Hypertrophic lichen planus (HLP) may not have the typical histological findings of lichen planus and often mimics squamous cell carcinoma (SCC). Distinguishing between the two can pose a diagnostic challenge. Here, we present a case of eruptive HLP mimicking SCC in the context of programmed cell death ligand 1 (PD-L1) immune checkpoint inhibition. A 73-year-old woman recently treated with durvalumab, an anti-PD-L1 antibody, presented to our clinic with diffuse hyperkeratotic papules and plaques previously thought to be eruptive SCC. The lesions did not respond to topical fluorouracil and continued to appear despite discont...
Rashmi Mahajan, Varun Jain, Kishan Ninama, Yogesh S MarfatiaIndian Journal of Sexually Transmitted Diseases and AIDS 2020 41(1):116-118Lichen planus (LP) is an inflammatory dermatosis which can affect the skin, nails, and all mucous membranes, including the genitalia. Lichen planus on vulvar keratinized skin can manifest with diverse clinical features, probably due to higher temperature, PH, humidity, and bacterial flora which may modify typical cutaneous features. While lichen planus (LP) may affect the vulva in isolation, it may also be part of generalized outbreak in up to 20% cases. Herein, a case of a 53 year-old ...
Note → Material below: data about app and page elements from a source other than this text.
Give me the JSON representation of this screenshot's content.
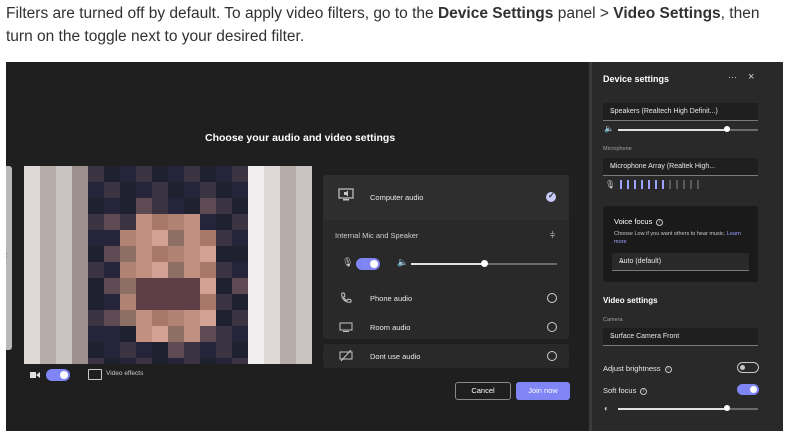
{
  "doc": {
    "line1_pre": "Filters are turned off by default. To apply video filters, go to the ",
    "line1_bold1": "Device Settings",
    "line1_mid": " panel > ",
    "line1_bold2": "Video Settings",
    "line1_post": ", then",
    "line2": "turn on the toggle next to your desired filter."
  },
  "prejoin": {
    "heading": "Choose your audio and video settings",
    "video_effects_label": "Video effects",
    "camera_on": true,
    "audio_options": [
      {
        "label": "Computer audio",
        "icon": "computer-audio-icon",
        "selected": true
      },
      {
        "label": "Phone audio",
        "icon": "phone-icon",
        "selected": false
      },
      {
        "label": "Room audio",
        "icon": "room-icon",
        "selected": false
      },
      {
        "label": "Dont use audio",
        "icon": "no-audio-icon",
        "selected": false
      }
    ],
    "mic_speaker_label": "Internal Mic and Speaker",
    "mic_on": true,
    "speaker_volume": 0.5,
    "cancel_label": "Cancel",
    "join_label": "Join now"
  },
  "device_settings": {
    "title": "Device settings",
    "more_icon": "···",
    "close_icon": "×",
    "speaker_value": "Speakers (Realtech High Definit...)",
    "speaker_volume": 0.78,
    "microphone_label": "Microphone",
    "microphone_value": "Microphone Array (Realtek High...",
    "mic_level_bars": 12,
    "mic_level_active": 7,
    "voice_focus": {
      "title": "Voice focus",
      "desc": "Choose Low if you want others to hear music.",
      "learn_more": "Learn more",
      "value": "Auto (default)"
    },
    "video_settings_title": "Video settings",
    "camera_label": "Camera",
    "camera_value": "Surface Camera Front",
    "adjust_brightness_label": "Adjust brightness",
    "adjust_brightness_on": false,
    "soft_focus_label": "Soft focus",
    "soft_focus_on": true,
    "soft_focus_level": 0.78
  },
  "colors": {
    "accent": "#7f85f5",
    "panel_bg": "#292929",
    "screen_bg": "#1f1f1f"
  }
}
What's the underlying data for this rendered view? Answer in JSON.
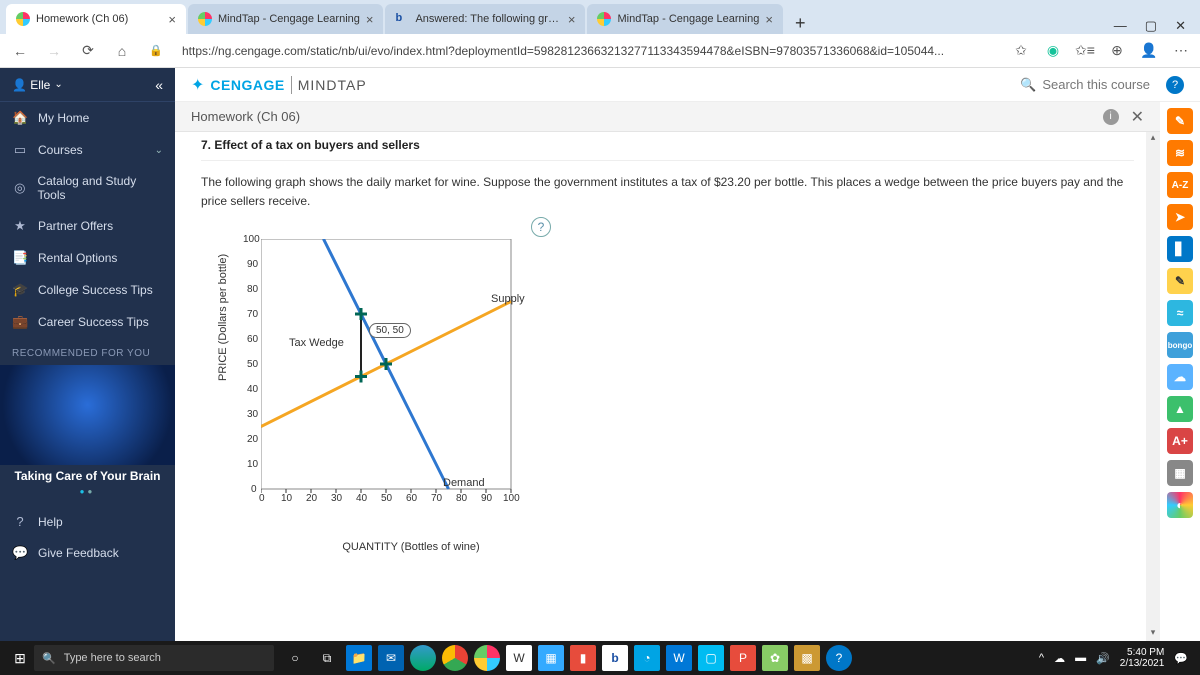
{
  "browser": {
    "tabs": [
      {
        "title": "Homework (Ch 06)"
      },
      {
        "title": "MindTap - Cengage Learning"
      },
      {
        "title": "Answered: The following graph s"
      },
      {
        "title": "MindTap - Cengage Learning"
      }
    ],
    "url": "https://ng.cengage.com/static/nb/ui/evo/index.html?deploymentId=59828123663213277113343594478&eISBN=97803571336068&id=105044...",
    "window_controls": {
      "min": "—",
      "max": "▢",
      "close": "✕"
    }
  },
  "header": {
    "brand_left": "CENGAGE",
    "brand_right": "MINDTAP",
    "search_placeholder": "Search this course",
    "user_name": "Elle"
  },
  "breadcrumb": {
    "title": "Homework (Ch 06)"
  },
  "sidebar": {
    "items": [
      {
        "icon": "🏠",
        "label": "My Home"
      },
      {
        "icon": "▭",
        "label": "Courses",
        "chev": "⌄"
      },
      {
        "icon": "◎",
        "label": "Catalog and Study Tools"
      },
      {
        "icon": "★",
        "label": "Partner Offers"
      },
      {
        "icon": "📑",
        "label": "Rental Options"
      },
      {
        "icon": "🎓",
        "label": "College Success Tips"
      },
      {
        "icon": "💼",
        "label": "Career Success Tips"
      }
    ],
    "rec_label": "RECOMMENDED FOR YOU",
    "brain_title": "Taking Care of Your Brain",
    "help": {
      "icon": "?",
      "label": "Help"
    },
    "feedback": {
      "icon": "💬",
      "label": "Give Feedback"
    }
  },
  "question": {
    "title": "7. Effect of a tax on buyers and sellers",
    "text": "The following graph shows the daily market for wine. Suppose the government institutes a tax of $23.20 per bottle. This places a wedge between the price buyers pay and the price sellers receive."
  },
  "chart_data": {
    "type": "line",
    "xlabel": "QUANTITY (Bottles of wine)",
    "ylabel": "PRICE (Dollars per bottle)",
    "xlim": [
      0,
      100
    ],
    "ylim": [
      0,
      100
    ],
    "xticks": [
      0,
      10,
      20,
      30,
      40,
      50,
      60,
      70,
      80,
      90,
      100
    ],
    "yticks": [
      0,
      10,
      20,
      30,
      40,
      50,
      60,
      70,
      80,
      90,
      100
    ],
    "series": [
      {
        "name": "Supply",
        "color": "#f5a623",
        "points": [
          [
            0,
            25
          ],
          [
            100,
            75
          ]
        ]
      },
      {
        "name": "Demand",
        "color": "#2e77d0",
        "points": [
          [
            25,
            100
          ],
          [
            75,
            0
          ]
        ]
      }
    ],
    "wedge": {
      "label": "Tax Wedge",
      "x": 40,
      "y_top": 70,
      "y_bottom": 45,
      "tooltip": "50, 50"
    }
  },
  "rail": [
    {
      "bg": "#ff7a00",
      "txt": "✎"
    },
    {
      "bg": "#ff7a00",
      "txt": "≋"
    },
    {
      "bg": "#ff7a00",
      "txt": "A-Z"
    },
    {
      "bg": "#ff7a00",
      "txt": "➤"
    },
    {
      "bg": "#0077c8",
      "txt": "▋"
    },
    {
      "bg": "#ffd24d",
      "txt": "✎"
    },
    {
      "bg": "#2db7e0",
      "txt": "≈"
    },
    {
      "bg": "#3ea0da",
      "txt": "b",
      "label": "bongo"
    },
    {
      "bg": "#5bb3ff",
      "txt": "☁"
    },
    {
      "bg": "#3cc06c",
      "txt": "▲"
    },
    {
      "bg": "#d94545",
      "txt": "A+"
    },
    {
      "bg": "#888",
      "txt": "▦"
    },
    {
      "bg": "linear",
      "txt": "◐"
    }
  ],
  "taskbar": {
    "search_placeholder": "Type here to search",
    "time": "5:40 PM",
    "date": "2/13/2021"
  }
}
CONCLUSION: Isolated ocular lichen planus is an extremely infrequent presentation of lichen planus often indistinguishable from other cicatricial conjunctivitis. Corneal perforation is a severe complication associated with severe dry eye, not previously reported with ocular lichen planus. An adequate clinical assessment and histopathologic diagnosis are crucial to lead prompt treatment and prevent sight-threatening complications. PMID: 32493062 [PubMed - as supplied by publisher]
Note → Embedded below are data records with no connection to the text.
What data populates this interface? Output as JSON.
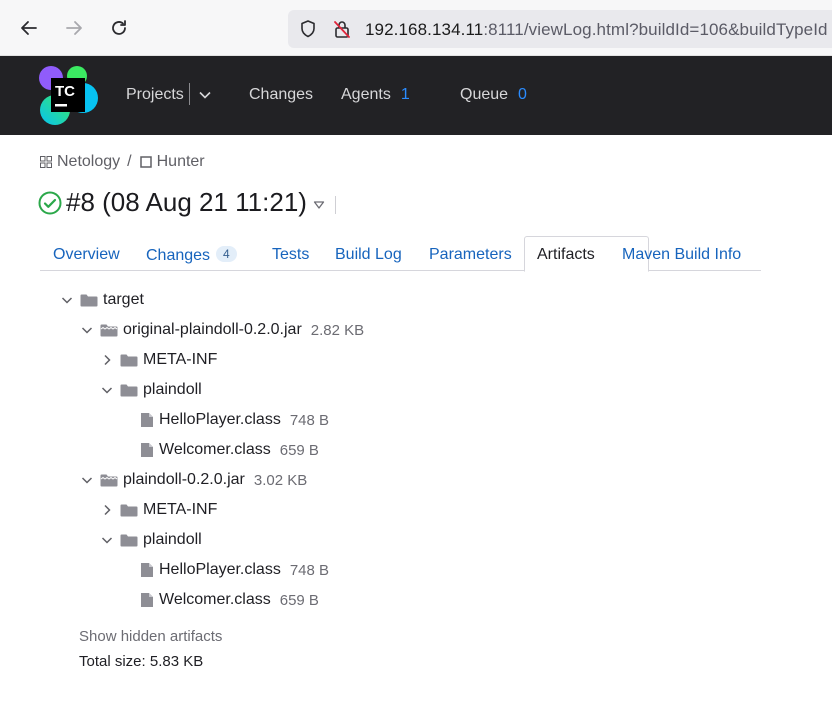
{
  "browser": {
    "url_host": "192.168.134.11",
    "url_rest": ":8111/viewLog.html?buildId=106&buildTypeId"
  },
  "header": {
    "logo_text": "TC",
    "nav": {
      "projects": "Projects",
      "changes": "Changes",
      "agents": "Agents",
      "agents_count": "1",
      "queue": "Queue",
      "queue_count": "0"
    }
  },
  "breadcrumb": {
    "project": "Netology",
    "separator": "/",
    "build_config": "Hunter"
  },
  "build": {
    "title": "#8 (08 Aug 21 11:21)",
    "status": "success"
  },
  "tabs": [
    {
      "label": "Overview"
    },
    {
      "label": "Changes",
      "badge": "4"
    },
    {
      "label": "Tests"
    },
    {
      "label": "Build Log"
    },
    {
      "label": "Parameters"
    },
    {
      "label": "Artifacts",
      "active": true
    },
    {
      "label": "Maven Build Info"
    }
  ],
  "tree": {
    "root": {
      "name": "target"
    },
    "jar1": {
      "name": "original-plaindoll-0.2.0.jar",
      "size": "2.82 KB"
    },
    "jar1_meta": {
      "name": "META-INF"
    },
    "jar1_pkg": {
      "name": "plaindoll"
    },
    "jar1_file1": {
      "name": "HelloPlayer.class",
      "size": "748 B"
    },
    "jar1_file2": {
      "name": "Welcomer.class",
      "size": "659 B"
    },
    "jar2": {
      "name": "plaindoll-0.2.0.jar",
      "size": "3.02 KB"
    },
    "jar2_meta": {
      "name": "META-INF"
    },
    "jar2_pkg": {
      "name": "plaindoll"
    },
    "jar2_file1": {
      "name": "HelloPlayer.class",
      "size": "748 B"
    },
    "jar2_file2": {
      "name": "Welcomer.class",
      "size": "659 B"
    }
  },
  "footer": {
    "show_hidden": "Show hidden artifacts",
    "total_size": "Total size: 5.83 KB"
  },
  "colors": {
    "header_bg": "#222225",
    "link": "#1764bd",
    "count": "#2a8cff",
    "success": "#2ba84a"
  }
}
Conclusion: PECAM-1 was found to be overexpressed in OLP; difference in PECAM-1 expression was noted between the reticular and erosive types. The VAMs could be exploited as a possible therapeutic target in OLP to modulate the disease process thereby reducing the dependency on corticosteroids.
CONCLUSIONS: Most of the patients in this series of FFA were postmenopausal women. The prevalence of oral and genital lichen planus was higher than that observed in the general population. Patients with a linear pattern had less severe disease. Facial papules were more common in younger patients and both facial papules and rosacea were associated with a greater need for oral treatment. PMID: 32417453 [PubMed - as supplied by publisher]
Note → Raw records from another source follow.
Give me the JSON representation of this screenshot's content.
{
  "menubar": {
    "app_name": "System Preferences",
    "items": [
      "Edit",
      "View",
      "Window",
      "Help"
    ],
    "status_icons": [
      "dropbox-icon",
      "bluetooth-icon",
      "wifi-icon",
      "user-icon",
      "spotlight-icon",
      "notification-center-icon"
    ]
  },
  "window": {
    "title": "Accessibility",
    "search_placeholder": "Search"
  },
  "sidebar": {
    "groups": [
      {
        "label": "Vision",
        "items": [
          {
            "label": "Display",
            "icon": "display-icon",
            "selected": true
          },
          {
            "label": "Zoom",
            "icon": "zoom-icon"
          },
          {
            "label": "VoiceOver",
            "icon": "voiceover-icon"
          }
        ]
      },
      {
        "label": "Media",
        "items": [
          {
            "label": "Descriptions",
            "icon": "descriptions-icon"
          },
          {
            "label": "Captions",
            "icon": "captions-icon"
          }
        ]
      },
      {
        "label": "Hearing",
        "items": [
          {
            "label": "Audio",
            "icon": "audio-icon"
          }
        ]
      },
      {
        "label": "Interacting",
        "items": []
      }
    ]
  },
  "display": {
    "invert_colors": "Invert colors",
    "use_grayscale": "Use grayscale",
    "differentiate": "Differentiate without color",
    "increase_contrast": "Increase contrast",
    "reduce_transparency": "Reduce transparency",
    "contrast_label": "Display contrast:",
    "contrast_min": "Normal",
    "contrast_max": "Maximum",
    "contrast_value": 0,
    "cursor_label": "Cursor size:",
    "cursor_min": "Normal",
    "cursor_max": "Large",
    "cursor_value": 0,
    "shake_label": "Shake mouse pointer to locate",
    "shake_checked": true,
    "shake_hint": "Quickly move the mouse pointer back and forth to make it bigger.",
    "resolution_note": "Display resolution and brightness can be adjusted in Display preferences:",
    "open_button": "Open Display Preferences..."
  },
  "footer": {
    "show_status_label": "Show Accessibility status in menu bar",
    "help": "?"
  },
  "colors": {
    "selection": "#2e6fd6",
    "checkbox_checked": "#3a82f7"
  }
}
DISCUSSION: Antituberculosis drugs including isoniazid and rifampicin are known to induce lichenoid reactions. It is difficult to distinguish the results from lichen planus. The clinical polymorphism of the rash as well as the patient's drug intake militate in favour of a diagnosis of lichenoid reaction. Widespread ungual involvement, which is extremely rare, warranted early management in order to avert irreversible anonychia. PMID: 32229034 [PubMed - as supplied by publisher]
Conclusions: The optimised TOPICOP scale proved valuable as a PROM in OLP. TCs phobia can be a real consideration in OLP, nonetheless, it does not appear to be an impediment to treatment adherence. PMID: 32189543 [PubMed - as supplied by publisher]
CONCLUSION: The combination of TCA and topical steroids offers a good alternative for the treatment of hypertrophic lichen planus. PMID: 32164922 [PubMed - as supplied by publisher]
Authors: Micali G, Verzì AE, Giuffrida G, Panebianco E, Musumeci ML, Lacarrubba F Abstract Inverse psoriasis represents a clinical variant of psoriasis that is sometimes difficult to diagnose due to its clinical similarity with other skin disorders involving the folds, mainly including mechanical intertrigo, fungal and bacterial infections, contact dermatitis, seborrheic dermatitis, and lichen planus. Dermoscopy represents a useful tool for an enhanced non-invasive diagnosis. The treatment of inverse psoriasis may be challenging and include topical corticosteroids, topical calcineurin inhibitors, vitamin D a...